I recently visited Hong Kong for the first time. This wonderful city has an attraction unique in the world: ochre-coloured columns of volcanic origin extend in the east of the city down to the ocean. This impressive natural architecture is easily accessible to the public in the Sai Kung Geopark.
Most hexagonal rock columns in other regions of the world are typical basaltic lava. The hexagonal columns in Sai Kung are, by contrast, acidic, silica-rich, rhyolitic volcanic rock. The columns cover an area of over 100 square kilometres (including sea area) and have an average diameter of 1.2 metres.
Hexagonal structures are not rare in nature. For instance, the crystals in our bones and teeth, the apatites, are hexagonal. These apatite crystals contain calcium. The main fraction of calcium of our body is located in bones. Calcium comes from our food, and for its optimal absorption from intestines we need vitamin D.
This vitamin is necessary to prevent the formation of crystals in those places of the body where we do not need them. Without sufficient vitamin D, the risk of calcification of blood vessels and consequent heart attacks increases dramatically.
And where do we get the important vitamin D from?
It has a double character - a vitamin and a hormone. As a hormone it can be synthesised by our body from cholesterol. The synthesis takes place in the skin under UV-B radiation from sunlight.
Basically this should not be a problem for people in Hong Kong but in Germany it is: between September and March, the sun is not intense enough and therefore people at our latitude are not able to produce vitamin D.
The other source is from food. Unfortunately, there are only a few good sources. The best is fish - again not a problem in Hong Kong, but a big one in Germany.
Taking into consideration German sausage eating habits, one can estimate that only one fifth of our daily need is covered. The rest has to be replaced by that one stored in summer in our fat tissue.
However, very often this reservoir is not big enough. About one third of the German population of any age suffers from vitamin D deficiency.
This means an increased risk of osteoporosis but also of heart attacks and perhaps infections.
How to solve this problem? Increase the vitamin D synthesis in summer! This requires a good balance between too much and too little sun exposure as well as sun-protection cream which reduces the effect of UV-B radiation.
And eat more fish. The worst solution is taking vitamin D as a dietary supplement. Take calcium always with enough vitamin D and vice versa.

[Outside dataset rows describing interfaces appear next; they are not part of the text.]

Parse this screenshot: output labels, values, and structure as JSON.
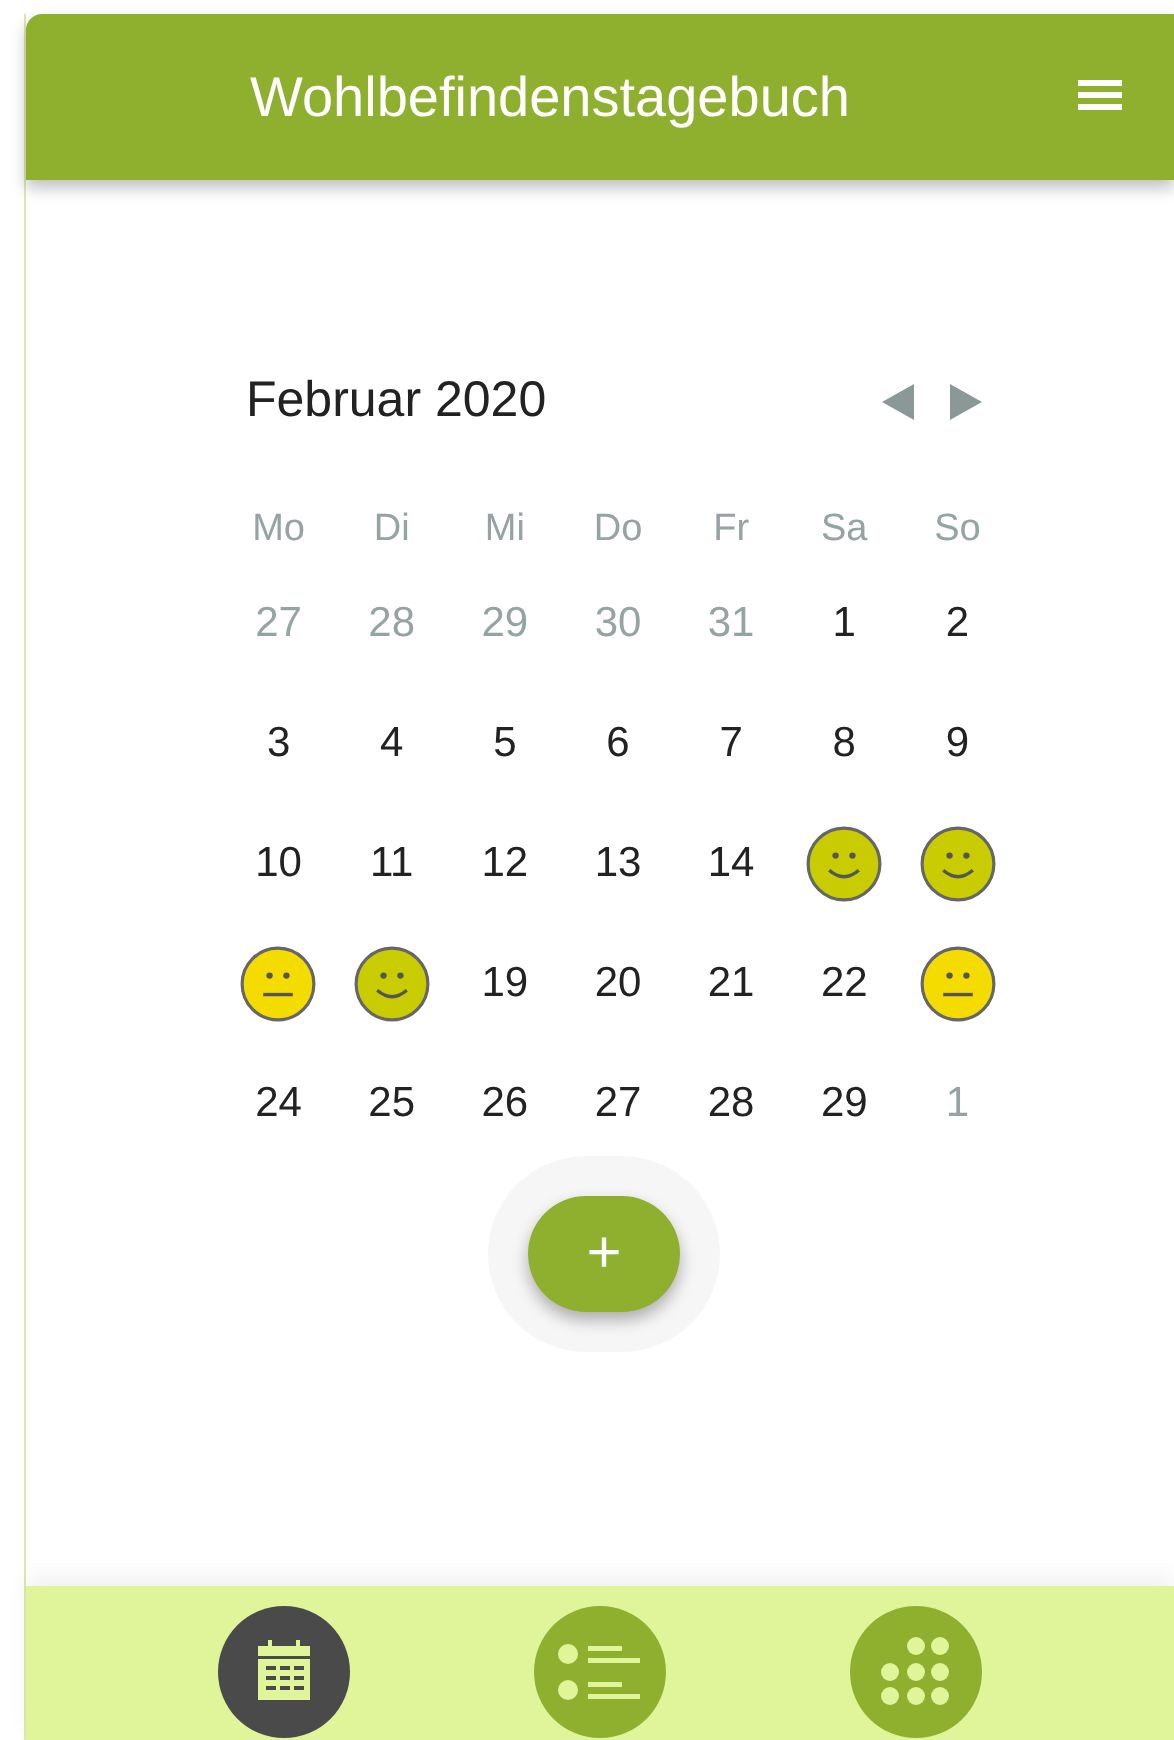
{
  "header": {
    "title": "Wohlbefindenstagebuch"
  },
  "calendar": {
    "month": "Februar 2020",
    "weekdays": [
      "Mo",
      "Di",
      "Mi",
      "Do",
      "Fr",
      "Sa",
      "So"
    ],
    "days": [
      {
        "kind": "day",
        "label": "27",
        "muted": true
      },
      {
        "kind": "day",
        "label": "28",
        "muted": true
      },
      {
        "kind": "day",
        "label": "29",
        "muted": true
      },
      {
        "kind": "day",
        "label": "30",
        "muted": true
      },
      {
        "kind": "day",
        "label": "31",
        "muted": true
      },
      {
        "kind": "day",
        "label": "1",
        "muted": false
      },
      {
        "kind": "day",
        "label": "2",
        "muted": false
      },
      {
        "kind": "day",
        "label": "3",
        "muted": false
      },
      {
        "kind": "day",
        "label": "4",
        "muted": false
      },
      {
        "kind": "day",
        "label": "5",
        "muted": false
      },
      {
        "kind": "day",
        "label": "6",
        "muted": false
      },
      {
        "kind": "day",
        "label": "7",
        "muted": false
      },
      {
        "kind": "day",
        "label": "8",
        "muted": false
      },
      {
        "kind": "day",
        "label": "9",
        "muted": false
      },
      {
        "kind": "day",
        "label": "10",
        "muted": false
      },
      {
        "kind": "day",
        "label": "11",
        "muted": false
      },
      {
        "kind": "day",
        "label": "12",
        "muted": false
      },
      {
        "kind": "day",
        "label": "13",
        "muted": false
      },
      {
        "kind": "day",
        "label": "14",
        "muted": false
      },
      {
        "kind": "happy",
        "color": "#c8cc00"
      },
      {
        "kind": "happy",
        "color": "#c8cc00"
      },
      {
        "kind": "neutral",
        "color": "#f5dc00"
      },
      {
        "kind": "happy",
        "color": "#c8cc00"
      },
      {
        "kind": "day",
        "label": "19",
        "muted": false
      },
      {
        "kind": "day",
        "label": "20",
        "muted": false
      },
      {
        "kind": "day",
        "label": "21",
        "muted": false
      },
      {
        "kind": "day",
        "label": "22",
        "muted": false
      },
      {
        "kind": "neutral",
        "color": "#f5dc00"
      },
      {
        "kind": "day",
        "label": "24",
        "muted": false
      },
      {
        "kind": "day",
        "label": "25",
        "muted": false
      },
      {
        "kind": "day",
        "label": "26",
        "muted": false
      },
      {
        "kind": "day",
        "label": "27",
        "muted": false
      },
      {
        "kind": "day",
        "label": "28",
        "muted": false
      },
      {
        "kind": "day",
        "label": "29",
        "muted": false
      },
      {
        "kind": "day",
        "label": "1",
        "muted": true
      }
    ]
  },
  "add_button": {
    "label": "+"
  },
  "nav": [
    {
      "kind": "calendar",
      "selected": true
    },
    {
      "kind": "list",
      "selected": false
    },
    {
      "kind": "dots",
      "selected": false
    }
  ]
}
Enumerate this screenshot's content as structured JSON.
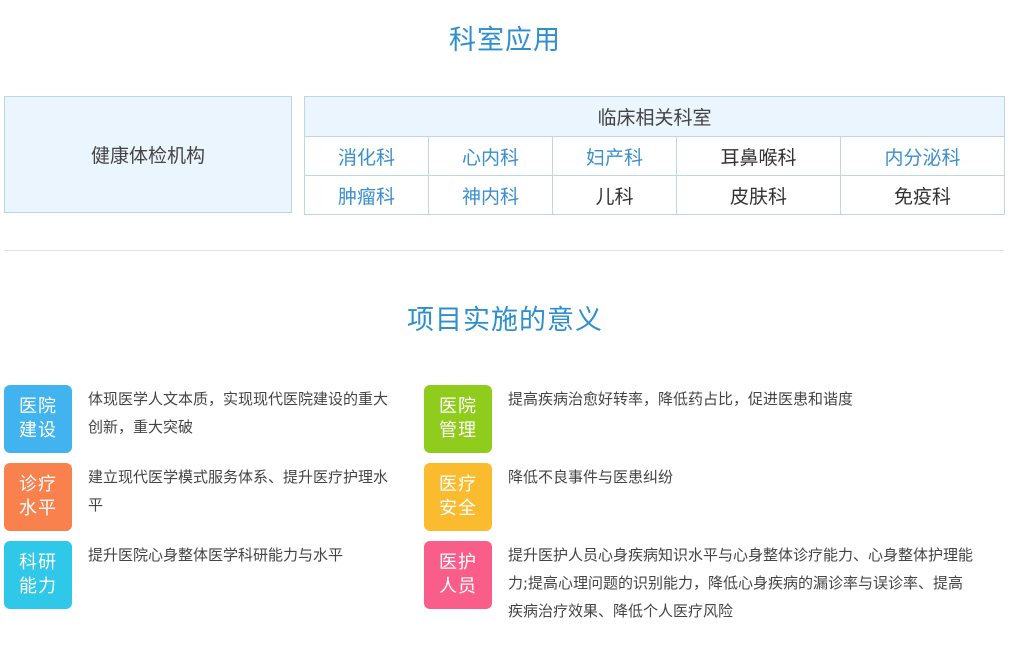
{
  "section1": {
    "title": "科室应用",
    "org_label": "健康体检机构",
    "table_header": "临床相关科室",
    "rows": [
      [
        "消化科",
        "心内科",
        "妇产科",
        "耳鼻喉科",
        "内分泌科"
      ],
      [
        "肿瘤科",
        "神内科",
        "儿科",
        "皮肤科",
        "免疫科"
      ]
    ]
  },
  "section2": {
    "title": "项目实施的意义",
    "items": [
      {
        "line1": "医院",
        "line2": "建设",
        "color": "#41b4f0",
        "text": "体现医学人文本质，实现现代医院建设的重大创新，重大突破"
      },
      {
        "line1": "医院",
        "line2": "管理",
        "color": "#8fcc1c",
        "text": "提高疾病治愈好转率，降低药占比，促进医患和谐度"
      },
      {
        "line1": "诊疗",
        "line2": "水平",
        "color": "#f8814d",
        "text": "建立现代医学模式服务体系、提升医疗护理水平"
      },
      {
        "line1": "医疗",
        "line2": "安全",
        "color": "#fbbb2e",
        "text": "降低不良事件与医患纠纷"
      },
      {
        "line1": "科研",
        "line2": "能力",
        "color": "#2fc8e8",
        "text": "提升医院心身整体医学科研能力与水平"
      },
      {
        "line1": "医护",
        "line2": "人员",
        "color": "#fb5d8b",
        "text": "提升医护人员心身疾病知识水平与心身整体诊疗能力、心身整体护理能力;提高心理问题的识别能力，降低心身疾病的漏诊率与误诊率、提高疾病治疗效果、降低个人医疗风险"
      }
    ]
  }
}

My message to those sun-averse Hong Kong women: let the sun shine on your precious skin, at least a bit...
Iris Rapoport is a professor of biochemistry at Humboldt University in Berlin